The reported hacking into the data of a large SIM card manufacturer by US and British intelligence agencies poses a national security threat as majority of phones in India may have SIMs of that company, a Rajya Sabha member said.
Raising the issue during Zero Hour, K C Tyagi (JD-U) said American and British spy agencies have hacked into the data base of Dutch company Gemalto, one of the largest SIM card manufacturers.
Gemalto’s SIM cards are widely used in India including by bureaucrats and the defence establishment, he said, adding that the government’s decision to link Aadhaar data base with SIM cards could potentially compromise strategic information.
He said the issue poses a major national security threat.
Raising another issue, M P Achuthan (CPI) said demanded setting up a Rs 1,000 crore fund for rehabilitation of workers returning from the Middle East.
He said while the popular perception of NRIs is of wealthy Indian living abroad, majority of those residing in the Middle Eastern countries were low-income labourers who are forced to return to their homeland because of localisation policy of the Gulf nations.
But there was no rehabilitation programme for them, either of the Centre or of state governments, Achuthan said.

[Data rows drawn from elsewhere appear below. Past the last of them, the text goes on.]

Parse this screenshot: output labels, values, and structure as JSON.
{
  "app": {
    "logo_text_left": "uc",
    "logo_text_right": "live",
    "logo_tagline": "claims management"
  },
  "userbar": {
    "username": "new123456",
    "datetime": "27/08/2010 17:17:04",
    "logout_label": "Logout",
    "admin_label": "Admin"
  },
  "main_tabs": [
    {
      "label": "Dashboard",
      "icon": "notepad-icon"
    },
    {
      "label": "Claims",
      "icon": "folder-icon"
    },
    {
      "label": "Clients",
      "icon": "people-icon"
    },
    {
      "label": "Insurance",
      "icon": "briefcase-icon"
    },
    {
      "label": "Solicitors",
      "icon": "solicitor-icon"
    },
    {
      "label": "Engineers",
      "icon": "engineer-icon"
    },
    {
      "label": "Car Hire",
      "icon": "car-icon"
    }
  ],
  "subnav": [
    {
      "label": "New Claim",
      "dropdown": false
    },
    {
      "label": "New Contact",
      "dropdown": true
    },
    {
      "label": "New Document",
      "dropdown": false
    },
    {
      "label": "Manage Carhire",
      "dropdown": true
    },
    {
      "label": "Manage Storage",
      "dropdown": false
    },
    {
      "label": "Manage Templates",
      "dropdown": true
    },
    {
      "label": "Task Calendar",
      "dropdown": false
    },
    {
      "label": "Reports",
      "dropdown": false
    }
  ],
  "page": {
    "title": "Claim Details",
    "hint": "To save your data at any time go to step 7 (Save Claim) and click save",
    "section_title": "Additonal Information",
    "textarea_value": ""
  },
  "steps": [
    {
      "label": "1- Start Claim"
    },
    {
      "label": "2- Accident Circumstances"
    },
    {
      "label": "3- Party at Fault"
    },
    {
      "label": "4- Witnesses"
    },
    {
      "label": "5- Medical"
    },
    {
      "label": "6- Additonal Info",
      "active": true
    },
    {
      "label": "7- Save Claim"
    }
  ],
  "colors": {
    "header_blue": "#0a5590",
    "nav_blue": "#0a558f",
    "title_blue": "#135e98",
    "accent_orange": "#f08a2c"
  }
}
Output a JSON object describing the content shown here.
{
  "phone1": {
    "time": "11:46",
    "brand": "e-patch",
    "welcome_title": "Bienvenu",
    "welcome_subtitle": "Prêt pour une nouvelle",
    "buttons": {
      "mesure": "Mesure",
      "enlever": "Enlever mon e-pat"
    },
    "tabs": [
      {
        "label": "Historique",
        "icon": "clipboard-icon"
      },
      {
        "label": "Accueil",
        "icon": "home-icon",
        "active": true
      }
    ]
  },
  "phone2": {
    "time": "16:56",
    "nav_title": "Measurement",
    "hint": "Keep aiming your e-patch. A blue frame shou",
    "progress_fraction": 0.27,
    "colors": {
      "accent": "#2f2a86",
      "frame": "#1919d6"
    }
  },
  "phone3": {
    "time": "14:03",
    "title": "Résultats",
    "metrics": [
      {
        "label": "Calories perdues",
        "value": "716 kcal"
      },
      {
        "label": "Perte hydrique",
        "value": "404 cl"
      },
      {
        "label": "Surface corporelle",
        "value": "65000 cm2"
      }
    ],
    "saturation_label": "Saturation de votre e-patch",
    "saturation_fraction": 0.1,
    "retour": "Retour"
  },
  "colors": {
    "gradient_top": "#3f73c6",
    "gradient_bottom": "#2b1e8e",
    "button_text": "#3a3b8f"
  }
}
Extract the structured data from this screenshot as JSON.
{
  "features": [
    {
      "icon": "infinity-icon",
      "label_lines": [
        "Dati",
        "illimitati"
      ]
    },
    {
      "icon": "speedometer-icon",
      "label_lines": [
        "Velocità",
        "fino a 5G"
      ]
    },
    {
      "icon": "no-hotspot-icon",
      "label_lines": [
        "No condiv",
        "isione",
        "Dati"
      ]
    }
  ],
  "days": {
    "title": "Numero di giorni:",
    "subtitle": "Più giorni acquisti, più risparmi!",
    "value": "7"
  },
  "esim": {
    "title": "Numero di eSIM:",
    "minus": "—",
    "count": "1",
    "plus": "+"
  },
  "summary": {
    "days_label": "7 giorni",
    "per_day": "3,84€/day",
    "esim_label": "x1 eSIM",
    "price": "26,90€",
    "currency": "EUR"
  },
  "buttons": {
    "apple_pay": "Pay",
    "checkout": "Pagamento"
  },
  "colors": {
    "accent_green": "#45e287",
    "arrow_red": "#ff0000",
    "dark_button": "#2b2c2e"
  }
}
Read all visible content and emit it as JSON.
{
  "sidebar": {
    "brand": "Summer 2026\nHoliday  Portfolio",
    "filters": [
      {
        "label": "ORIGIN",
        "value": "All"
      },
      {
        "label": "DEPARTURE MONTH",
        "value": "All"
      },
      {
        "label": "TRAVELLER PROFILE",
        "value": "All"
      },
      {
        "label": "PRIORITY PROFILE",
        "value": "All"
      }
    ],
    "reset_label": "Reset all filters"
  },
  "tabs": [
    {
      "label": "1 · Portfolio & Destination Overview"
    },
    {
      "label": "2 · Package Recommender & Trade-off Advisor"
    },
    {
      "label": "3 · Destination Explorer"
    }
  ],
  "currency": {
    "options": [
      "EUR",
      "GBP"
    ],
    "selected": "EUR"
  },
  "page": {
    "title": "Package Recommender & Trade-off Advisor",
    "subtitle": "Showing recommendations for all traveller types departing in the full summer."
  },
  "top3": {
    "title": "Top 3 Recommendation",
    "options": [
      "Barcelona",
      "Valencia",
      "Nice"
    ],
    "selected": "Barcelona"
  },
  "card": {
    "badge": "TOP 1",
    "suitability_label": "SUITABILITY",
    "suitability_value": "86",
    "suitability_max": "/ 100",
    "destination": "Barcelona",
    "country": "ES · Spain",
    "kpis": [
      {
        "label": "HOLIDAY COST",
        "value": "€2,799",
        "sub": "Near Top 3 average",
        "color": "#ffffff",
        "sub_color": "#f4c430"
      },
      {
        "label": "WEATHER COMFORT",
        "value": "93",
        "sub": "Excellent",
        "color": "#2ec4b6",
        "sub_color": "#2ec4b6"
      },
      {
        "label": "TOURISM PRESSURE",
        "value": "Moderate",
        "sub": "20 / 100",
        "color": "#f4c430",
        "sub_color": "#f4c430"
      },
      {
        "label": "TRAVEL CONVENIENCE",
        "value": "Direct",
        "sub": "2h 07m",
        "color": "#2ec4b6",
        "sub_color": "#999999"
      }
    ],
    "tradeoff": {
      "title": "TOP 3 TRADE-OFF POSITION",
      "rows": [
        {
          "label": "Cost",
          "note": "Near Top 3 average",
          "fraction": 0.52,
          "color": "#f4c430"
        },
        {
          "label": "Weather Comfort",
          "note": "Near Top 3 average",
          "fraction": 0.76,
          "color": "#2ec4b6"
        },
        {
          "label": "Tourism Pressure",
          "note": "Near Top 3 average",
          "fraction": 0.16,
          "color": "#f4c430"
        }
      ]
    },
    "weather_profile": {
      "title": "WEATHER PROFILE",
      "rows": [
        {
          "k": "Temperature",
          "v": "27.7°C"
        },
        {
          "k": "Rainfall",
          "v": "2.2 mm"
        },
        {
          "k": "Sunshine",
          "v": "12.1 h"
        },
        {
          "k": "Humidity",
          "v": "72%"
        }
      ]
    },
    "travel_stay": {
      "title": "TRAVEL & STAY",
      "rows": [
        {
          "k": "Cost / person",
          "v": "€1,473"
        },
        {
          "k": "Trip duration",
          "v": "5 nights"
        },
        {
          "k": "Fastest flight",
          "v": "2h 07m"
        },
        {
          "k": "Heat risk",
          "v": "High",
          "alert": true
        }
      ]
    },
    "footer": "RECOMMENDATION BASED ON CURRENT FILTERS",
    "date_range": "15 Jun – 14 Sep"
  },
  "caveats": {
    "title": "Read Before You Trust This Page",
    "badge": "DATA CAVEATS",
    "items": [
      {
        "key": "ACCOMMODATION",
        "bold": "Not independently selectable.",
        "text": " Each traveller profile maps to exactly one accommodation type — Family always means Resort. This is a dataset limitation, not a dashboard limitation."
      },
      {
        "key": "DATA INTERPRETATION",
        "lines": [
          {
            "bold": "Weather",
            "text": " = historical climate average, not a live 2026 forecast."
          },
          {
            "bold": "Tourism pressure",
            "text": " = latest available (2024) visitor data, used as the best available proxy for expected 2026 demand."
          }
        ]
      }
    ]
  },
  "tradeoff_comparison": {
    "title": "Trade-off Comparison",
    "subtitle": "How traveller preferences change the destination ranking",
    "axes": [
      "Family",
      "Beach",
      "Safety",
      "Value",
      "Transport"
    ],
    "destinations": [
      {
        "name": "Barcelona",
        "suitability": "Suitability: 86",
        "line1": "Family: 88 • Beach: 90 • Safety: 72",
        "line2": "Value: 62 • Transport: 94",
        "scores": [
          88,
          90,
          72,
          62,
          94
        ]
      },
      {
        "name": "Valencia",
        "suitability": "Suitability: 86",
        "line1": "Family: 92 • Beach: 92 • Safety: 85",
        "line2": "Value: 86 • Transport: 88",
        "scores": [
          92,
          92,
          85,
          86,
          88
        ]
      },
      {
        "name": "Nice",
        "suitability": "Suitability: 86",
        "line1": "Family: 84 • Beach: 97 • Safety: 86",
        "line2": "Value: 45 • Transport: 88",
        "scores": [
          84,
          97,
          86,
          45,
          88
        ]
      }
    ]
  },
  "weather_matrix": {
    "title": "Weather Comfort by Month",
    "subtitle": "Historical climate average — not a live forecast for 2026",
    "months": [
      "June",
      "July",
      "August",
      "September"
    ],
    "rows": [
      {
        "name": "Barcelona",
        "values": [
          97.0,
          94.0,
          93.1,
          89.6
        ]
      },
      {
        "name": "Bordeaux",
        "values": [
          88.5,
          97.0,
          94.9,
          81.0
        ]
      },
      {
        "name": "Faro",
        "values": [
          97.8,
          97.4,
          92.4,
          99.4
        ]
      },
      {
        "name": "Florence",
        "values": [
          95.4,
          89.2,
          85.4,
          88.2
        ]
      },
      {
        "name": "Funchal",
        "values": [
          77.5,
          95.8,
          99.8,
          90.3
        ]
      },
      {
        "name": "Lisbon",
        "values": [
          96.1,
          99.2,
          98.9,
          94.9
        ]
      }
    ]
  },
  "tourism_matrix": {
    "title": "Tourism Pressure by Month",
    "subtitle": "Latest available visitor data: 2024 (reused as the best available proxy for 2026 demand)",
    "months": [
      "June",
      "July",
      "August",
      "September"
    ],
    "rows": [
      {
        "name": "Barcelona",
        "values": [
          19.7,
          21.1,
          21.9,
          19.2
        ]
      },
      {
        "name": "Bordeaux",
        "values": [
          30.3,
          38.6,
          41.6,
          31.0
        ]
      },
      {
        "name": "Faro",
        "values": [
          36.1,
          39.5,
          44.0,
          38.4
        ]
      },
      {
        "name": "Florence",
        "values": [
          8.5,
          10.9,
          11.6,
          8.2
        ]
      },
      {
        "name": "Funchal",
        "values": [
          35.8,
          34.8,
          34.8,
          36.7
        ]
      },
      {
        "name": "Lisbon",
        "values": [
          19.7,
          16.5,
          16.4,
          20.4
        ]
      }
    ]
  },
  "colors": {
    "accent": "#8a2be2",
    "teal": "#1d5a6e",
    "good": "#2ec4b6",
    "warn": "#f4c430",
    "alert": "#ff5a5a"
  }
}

In Kerala, 40,000 applications were received for receiving government support but only 200 could get subsidy, he claimed and demanded that Rs 1,000 crore be allocated for rehabilitation of the workers returning to the country.
He also demanded that Air India should reduce its exorbitant fares particularly during holiday season to make air travel affordable.
Dilip Kumar Tirkey (BJD) raised the issue of non- availability of avenues for higher education to tribals and demanded opening of branch of Central Tribal University in Odisha. He also sought upgradation of Ashram Schools for tribals till the graduation level.
A V Singh Deo (BJD) wanted higher penalties and strict action against those exploiting poor labourers from states like Odisha and holding them as bonded labour.
The existing legal framework is not enough and strict legal mechanism is needed to take action against middle men, he said.